§ Task item:
Could you repeat the records below exactly, leaving out any pictures?

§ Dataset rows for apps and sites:
- - -
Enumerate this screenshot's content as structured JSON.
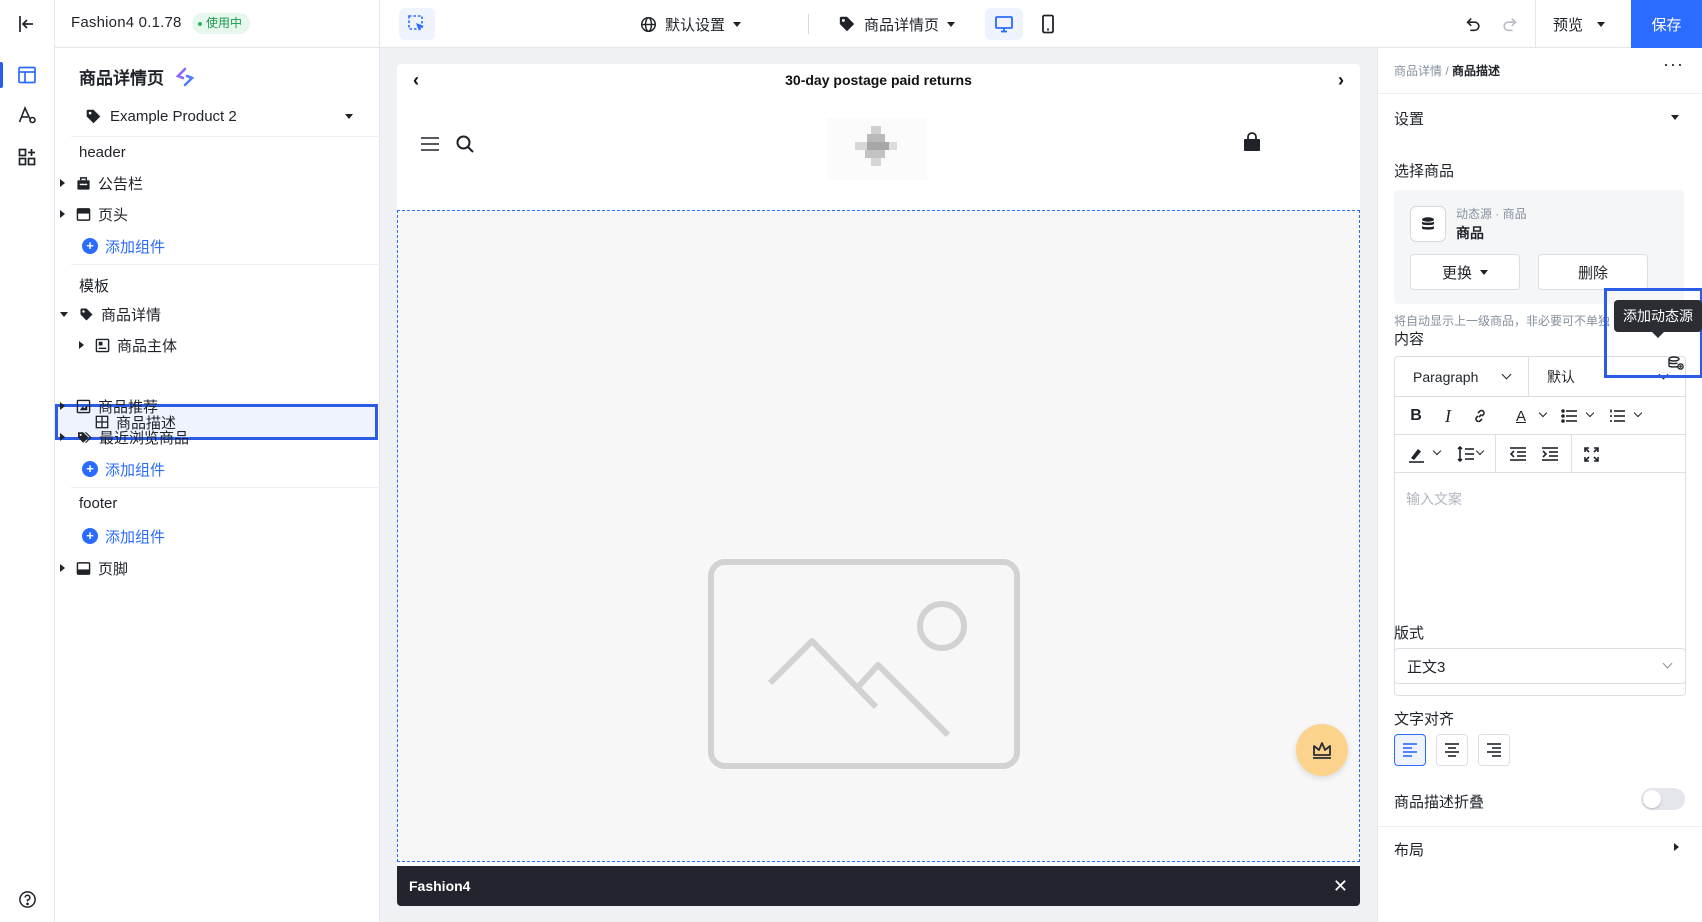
{
  "app": {
    "name": "Fashion4 0.1.78",
    "status": "使用中"
  },
  "toolbar": {
    "settings_label": "默认设置",
    "page_label": "商品详情页",
    "preview_label": "预览",
    "save_label": "保存"
  },
  "left_panel": {
    "title": "商品详情页",
    "product_select": "Example Product 2",
    "sections": {
      "header": {
        "title": "header",
        "items": [
          "公告栏",
          "页头"
        ],
        "add_label": "添加组件"
      },
      "template": {
        "title": "模板",
        "root": "商品详情",
        "children": [
          "商品主体",
          "商品描述"
        ],
        "siblings": [
          "商品推荐",
          "最近浏览商品"
        ],
        "add_label": "添加组件"
      },
      "footer": {
        "title": "footer",
        "add_label": "添加组件",
        "items": [
          "页脚"
        ]
      }
    }
  },
  "canvas": {
    "announcement": "30-day postage paid returns",
    "footer_brand": "Fashion4"
  },
  "right_panel": {
    "breadcrumb_parent": "商品详情",
    "breadcrumb_sep": "/",
    "breadcrumb_current": "商品描述",
    "settings_title": "设置",
    "select_product_label": "选择商品",
    "source_kind": "动态源 · 商品",
    "source_value": "商品",
    "replace_label": "更换",
    "delete_label": "删除",
    "hint": "将自动显示上一级商品，非必要可不单独",
    "tooltip": "添加动态源",
    "content_label": "内容",
    "block_type": "Paragraph",
    "font_default": "默认",
    "editor_placeholder": "输入文案",
    "style_label": "版式",
    "style_value": "正文3",
    "align_label": "文字对齐",
    "collapse_label": "商品描述折叠",
    "layout_label": "布局"
  },
  "colors": {
    "accent": "#2b6bff",
    "highlight": "#2b5ce6",
    "footer_bg": "#23252e",
    "fab": "#fbd38d"
  }
}
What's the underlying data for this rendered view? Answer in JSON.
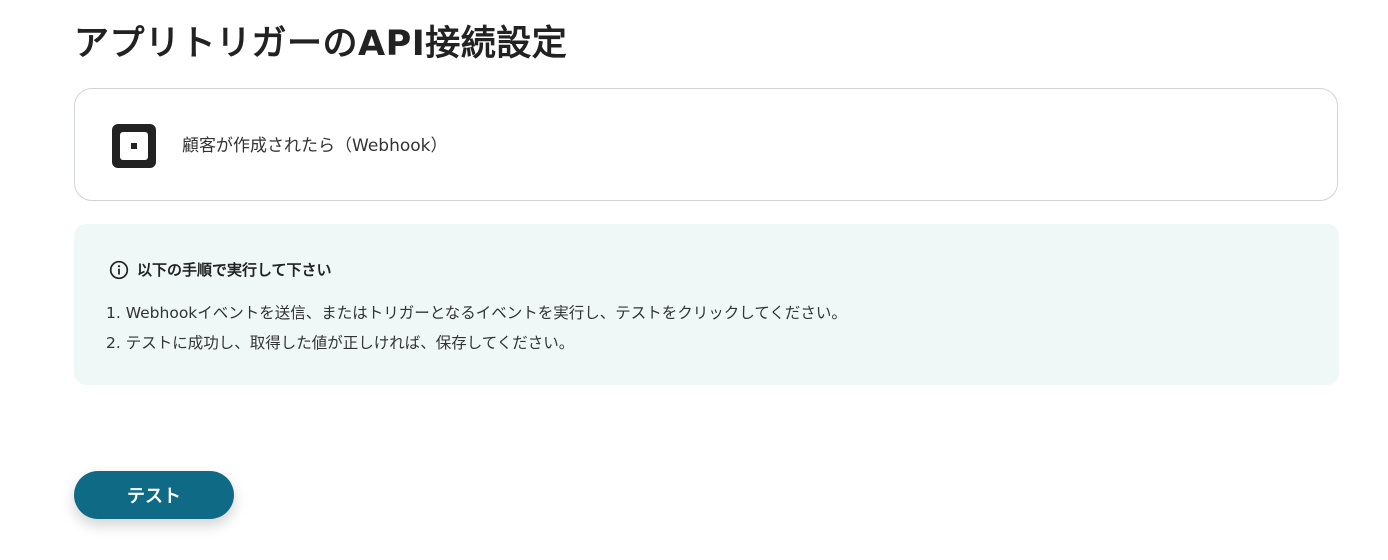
{
  "page": {
    "title": "アプリトリガーのAPI接続設定"
  },
  "trigger": {
    "app_icon": "square-logo-icon",
    "label": "顧客が作成されたら（Webhook）"
  },
  "instructions": {
    "icon": "info-icon",
    "heading": "以下の手順で実行して下さい",
    "steps": [
      "1. Webhookイベントを送信、またはトリガーとなるイベントを実行し、テストをクリックしてください。",
      "2. テストに成功し、取得した値が正しければ、保存してください。"
    ]
  },
  "actions": {
    "test_label": "テスト"
  },
  "colors": {
    "panel_background": "#eff8f7",
    "primary_button": "#0f6a86",
    "card_border": "#cfd3d8",
    "text": "#222222"
  }
}
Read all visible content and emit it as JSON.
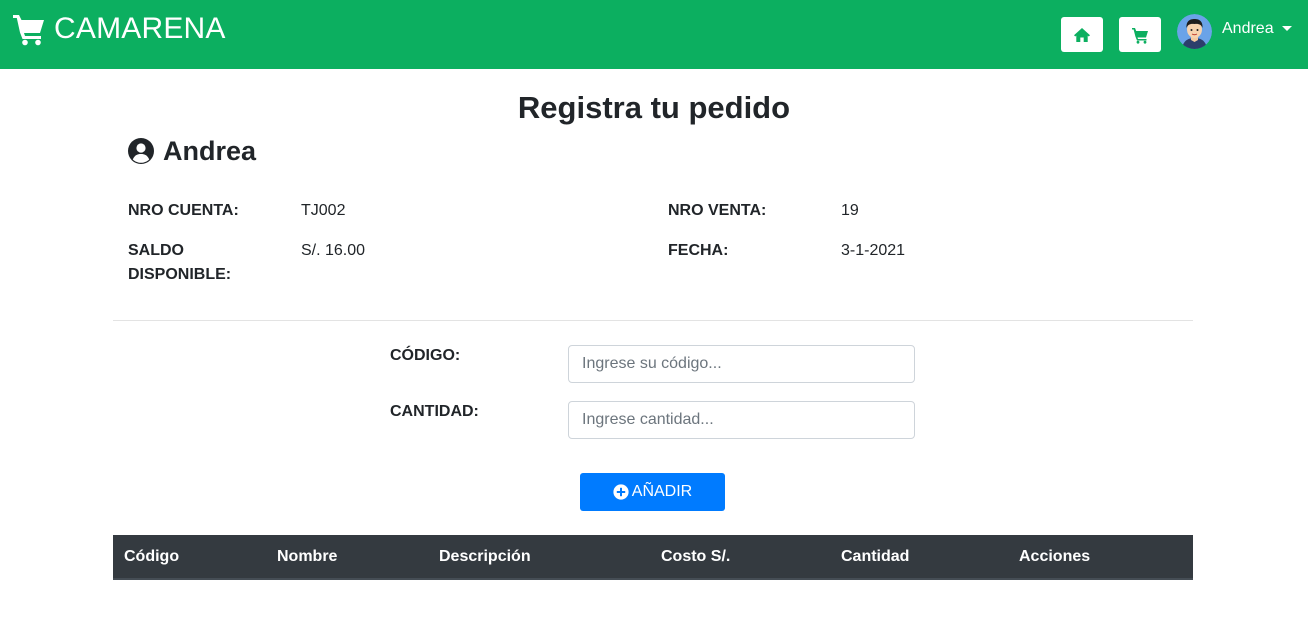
{
  "navbar": {
    "brand": "CAMARENA",
    "brand_icon": "shopping-cart-icon",
    "home_icon": "home-icon",
    "cart_icon": "shopping-cart-icon",
    "user_name": "Andrea",
    "color": "#0caf60"
  },
  "page": {
    "title": "Registra tu pedido",
    "user_heading": "Andrea"
  },
  "info": {
    "account_label": "NRO CUENTA:",
    "account_value": "TJ002",
    "balance_label_line1": "SALDO",
    "balance_label_line2": "DISPONIBLE:",
    "balance_value": "S/. 16.00",
    "sale_label": "NRO VENTA:",
    "sale_value": "19",
    "date_label": "FECHA:",
    "date_value": "3-1-2021"
  },
  "form": {
    "code_label": "CÓDIGO:",
    "code_placeholder": "Ingrese su código...",
    "qty_label": "CANTIDAD:",
    "qty_placeholder": "Ingrese cantidad...",
    "add_label": "AÑADIR",
    "add_color": "#007bff"
  },
  "table": {
    "columns": [
      "Código",
      "Nombre",
      "Descripción",
      "Costo S/.",
      "Cantidad",
      "Acciones"
    ],
    "header_color": "#343a40"
  }
}
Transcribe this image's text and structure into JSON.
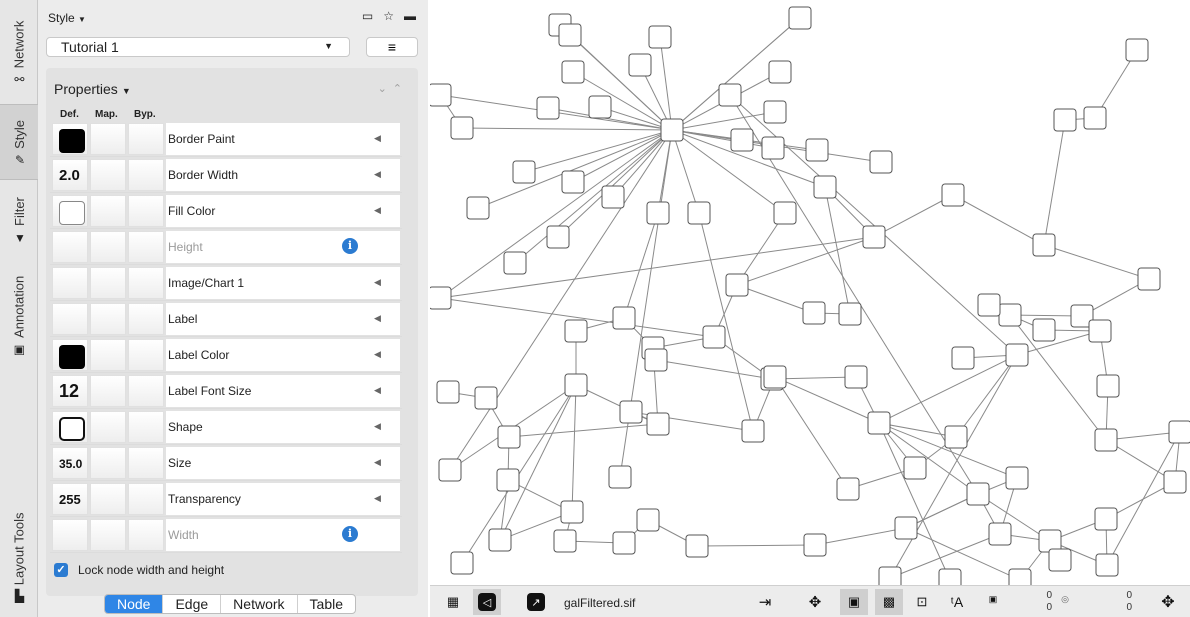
{
  "vertical_tabs": [
    {
      "label": "Network",
      "icon": "network-icon"
    },
    {
      "label": "Style",
      "icon": "brush-icon"
    },
    {
      "label": "Filter",
      "icon": "filter-icon"
    },
    {
      "label": "Annotation",
      "icon": "annotation-icon"
    },
    {
      "label": "Layout Tools",
      "icon": "ruler-icon"
    }
  ],
  "panel": {
    "title": "Style",
    "style_name": "Tutorial 1",
    "menu_icon": "hamburger-icon",
    "properties_title": "Properties",
    "columns": [
      "Def.",
      "Map.",
      "Byp."
    ]
  },
  "properties": [
    {
      "name": "Border Paint",
      "def": ""
    },
    {
      "name": "Border Width",
      "def": "2.0"
    },
    {
      "name": "Fill Color",
      "def": ""
    },
    {
      "name": "Height",
      "def": ""
    },
    {
      "name": "Image/Chart 1",
      "def": ""
    },
    {
      "name": "Label",
      "def": ""
    },
    {
      "name": "Label Color",
      "def": ""
    },
    {
      "name": "Label Font Size",
      "def": "12"
    },
    {
      "name": "Shape",
      "def": ""
    },
    {
      "name": "Size",
      "def": "35.0"
    },
    {
      "name": "Transparency",
      "def": "255"
    },
    {
      "name": "Width",
      "def": ""
    }
  ],
  "lock_label": "Lock node width and height",
  "bottom_tabs": [
    "Node",
    "Edge",
    "Network",
    "Table"
  ],
  "toolbar": {
    "filename": "galFiltered.sif",
    "selected_nodes": "0",
    "hidden_nodes": "0",
    "selected_edges": "0",
    "hidden_edges": "0"
  },
  "colors": {
    "accent": "#2f86e6",
    "info": "#2b7bd1",
    "edge": "#8a8a8a",
    "node_border": "#555555"
  }
}
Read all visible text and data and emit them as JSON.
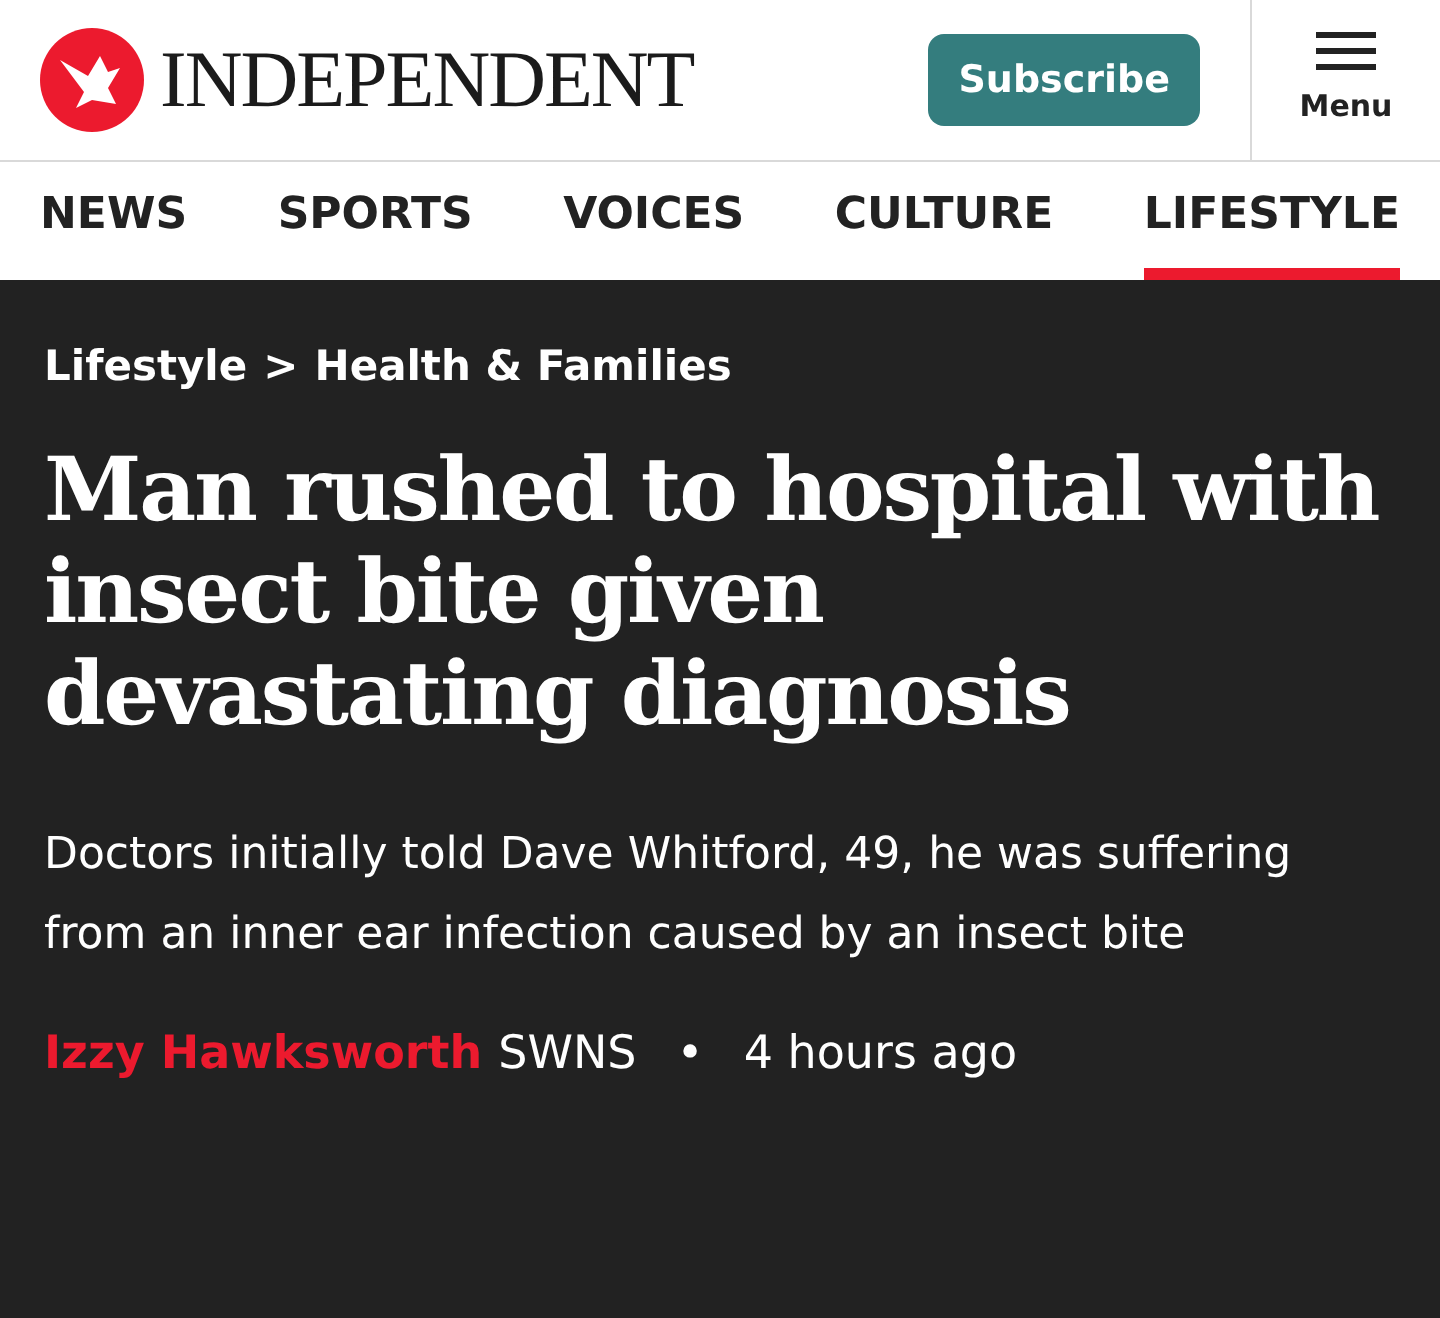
{
  "header": {
    "logo_text": "INDEPENDENT",
    "subscribe": "Subscribe",
    "menu": "Menu"
  },
  "nav": [
    {
      "label": "NEWS",
      "selected": false
    },
    {
      "label": "SPORTS",
      "selected": false
    },
    {
      "label": "VOICES",
      "selected": false
    },
    {
      "label": "CULTURE",
      "selected": false
    },
    {
      "label": "LIFESTYLE",
      "selected": true
    }
  ],
  "article": {
    "breadcrumb": [
      "Lifestyle",
      ">",
      "Health & Families"
    ],
    "headline": "Man rushed to hospital with insect bite given devastating diagnosis",
    "standfirst": "Doctors initially told Dave Whitford, 49, he was suffering from an inner ear infection caused by an insect bite",
    "author": "Izzy Hawksworth",
    "source": "SWNS",
    "separator": "•",
    "time": "4 hours ago"
  }
}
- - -
§ Output for this task:
Enumerate this screenshot's content as structured JSON.
{
  "app": {
    "name": "Fashion4 0.1.78",
    "status": "使用中"
  },
  "toolbar": {
    "settings_label": "默认设置",
    "page_label": "商品详情页",
    "preview_label": "预览",
    "save_label": "保存"
  },
  "left_panel": {
    "title": "商品详情页",
    "product_select": "Example Product 2",
    "sections": {
      "header": {
        "title": "header",
        "items": [
          "公告栏",
          "页头"
        ],
        "add_label": "添加组件"
      },
      "template": {
        "title": "模板",
        "root": "商品详情",
        "children": [
          "商品主体",
          "商品描述"
        ],
        "siblings": [
          "商品推荐",
          "最近浏览商品"
        ],
        "add_label": "添加组件"
      },
      "footer": {
        "title": "footer",
        "add_label": "添加组件",
        "items": [
          "页脚"
        ]
      }
    }
  },
  "canvas": {
    "announcement": "30-day postage paid returns",
    "footer_brand": "Fashion4"
  },
  "right_panel": {
    "breadcrumb_parent": "商品详情",
    "breadcrumb_sep": "/",
    "breadcrumb_current": "商品描述",
    "settings_title": "设置",
    "select_product_label": "选择商品",
    "source_kind": "动态源 · 商品",
    "source_value": "商品",
    "replace_label": "更换",
    "delete_label": "删除",
    "hint": "将自动显示上一级商品，非必要可不单独",
    "tooltip": "添加动态源",
    "content_label": "内容",
    "block_type": "Paragraph",
    "font_default": "默认",
    "editor_placeholder": "输入文案",
    "style_label": "版式",
    "style_value": "正文3",
    "align_label": "文字对齐",
    "collapse_label": "商品描述折叠",
    "layout_label": "布局"
  },
  "colors": {
    "accent": "#2b6bff",
    "highlight": "#2b5ce6",
    "footer_bg": "#23252e",
    "fab": "#fbd38d"
  }
}
What's the underlying data for this rendered view? Answer in JSON.
{
  "page": {
    "title": "アプリトリガーのAPI接続設定"
  },
  "trigger": {
    "app_icon": "square-logo-icon",
    "label": "顧客が作成されたら（Webhook）"
  },
  "instructions": {
    "icon": "info-icon",
    "heading": "以下の手順で実行して下さい",
    "steps": [
      "1. Webhookイベントを送信、またはトリガーとなるイベントを実行し、テストをクリックしてください。",
      "2. テストに成功し、取得した値が正しければ、保存してください。"
    ]
  },
  "actions": {
    "test_label": "テスト"
  },
  "colors": {
    "panel_background": "#eff8f7",
    "primary_button": "#0f6a86",
    "card_border": "#cfd3d8",
    "text": "#222222"
  }
}
Read all visible content and emit it as JSON.
{
  "navbar": {
    "brand": "CAMARENA",
    "brand_icon": "shopping-cart-icon",
    "home_icon": "home-icon",
    "cart_icon": "shopping-cart-icon",
    "user_name": "Andrea",
    "color": "#0caf60"
  },
  "page": {
    "title": "Registra tu pedido",
    "user_heading": "Andrea"
  },
  "info": {
    "account_label": "NRO CUENTA:",
    "account_value": "TJ002",
    "balance_label_line1": "SALDO",
    "balance_label_line2": "DISPONIBLE:",
    "balance_value": "S/. 16.00",
    "sale_label": "NRO VENTA:",
    "sale_value": "19",
    "date_label": "FECHA:",
    "date_value": "3-1-2021"
  },
  "form": {
    "code_label": "CÓDIGO:",
    "code_placeholder": "Ingrese su código...",
    "qty_label": "CANTIDAD:",
    "qty_placeholder": "Ingrese cantidad...",
    "add_label": "AÑADIR",
    "add_color": "#007bff"
  },
  "table": {
    "columns": [
      "Código",
      "Nombre",
      "Descripción",
      "Costo S/.",
      "Cantidad",
      "Acciones"
    ],
    "header_color": "#343a40"
  }
}
Transcribe this image's text and structure into JSON.
{
  "vertical_tabs": [
    {
      "label": "Network",
      "icon": "network-icon"
    },
    {
      "label": "Style",
      "icon": "brush-icon"
    },
    {
      "label": "Filter",
      "icon": "filter-icon"
    },
    {
      "label": "Annotation",
      "icon": "annotation-icon"
    },
    {
      "label": "Layout Tools",
      "icon": "ruler-icon"
    }
  ],
  "panel": {
    "title": "Style",
    "style_name": "Tutorial 1",
    "menu_icon": "hamburger-icon",
    "properties_title": "Properties",
    "columns": [
      "Def.",
      "Map.",
      "Byp."
    ]
  },
  "properties": [
    {
      "name": "Border Paint",
      "def": ""
    },
    {
      "name": "Border Width",
      "def": "2.0"
    },
    {
      "name": "Fill Color",
      "def": ""
    },
    {
      "name": "Height",
      "def": ""
    },
    {
      "name": "Image/Chart 1",
      "def": ""
    },
    {
      "name": "Label",
      "def": ""
    },
    {
      "name": "Label Color",
      "def": ""
    },
    {
      "name": "Label Font Size",
      "def": "12"
    },
    {
      "name": "Shape",
      "def": ""
    },
    {
      "name": "Size",
      "def": "35.0"
    },
    {
      "name": "Transparency",
      "def": "255"
    },
    {
      "name": "Width",
      "def": ""
    }
  ],
  "lock_label": "Lock node width and height",
  "bottom_tabs": [
    "Node",
    "Edge",
    "Network",
    "Table"
  ],
  "toolbar": {
    "filename": "galFiltered.sif",
    "selected_nodes": "0",
    "hidden_nodes": "0",
    "selected_edges": "0",
    "hidden_edges": "0"
  },
  "colors": {
    "accent": "#2f86e6",
    "info": "#2b7bd1",
    "edge": "#8a8a8a",
    "node_border": "#555555"
  }
}
Read all visible text and data and emit them as JSON.
{
  "header": {
    "logo_text": "INDEPENDENT",
    "subscribe": "Subscribe",
    "menu": "Menu"
  },
  "nav": [
    {
      "label": "NEWS",
      "selected": false
    },
    {
      "label": "SPORTS",
      "selected": false
    },
    {
      "label": "VOICES",
      "selected": false
    },
    {
      "label": "CULTURE",
      "selected": false
    },
    {
      "label": "LIFESTYLE",
      "selected": true
    }
  ],
  "article": {
    "breadcrumb": [
      "Lifestyle",
      ">",
      "Health & Families"
    ],
    "headline": "Man rushed to hospital with insect bite given devastating diagnosis",
    "standfirst": "Doctors initially told Dave Whitford, 49, he was suffering from an inner ear infection caused by an insect bite",
    "author": "Izzy Hawksworth",
    "source": "SWNS",
    "separator": "•",
    "time": "4 hours ago"
  }
}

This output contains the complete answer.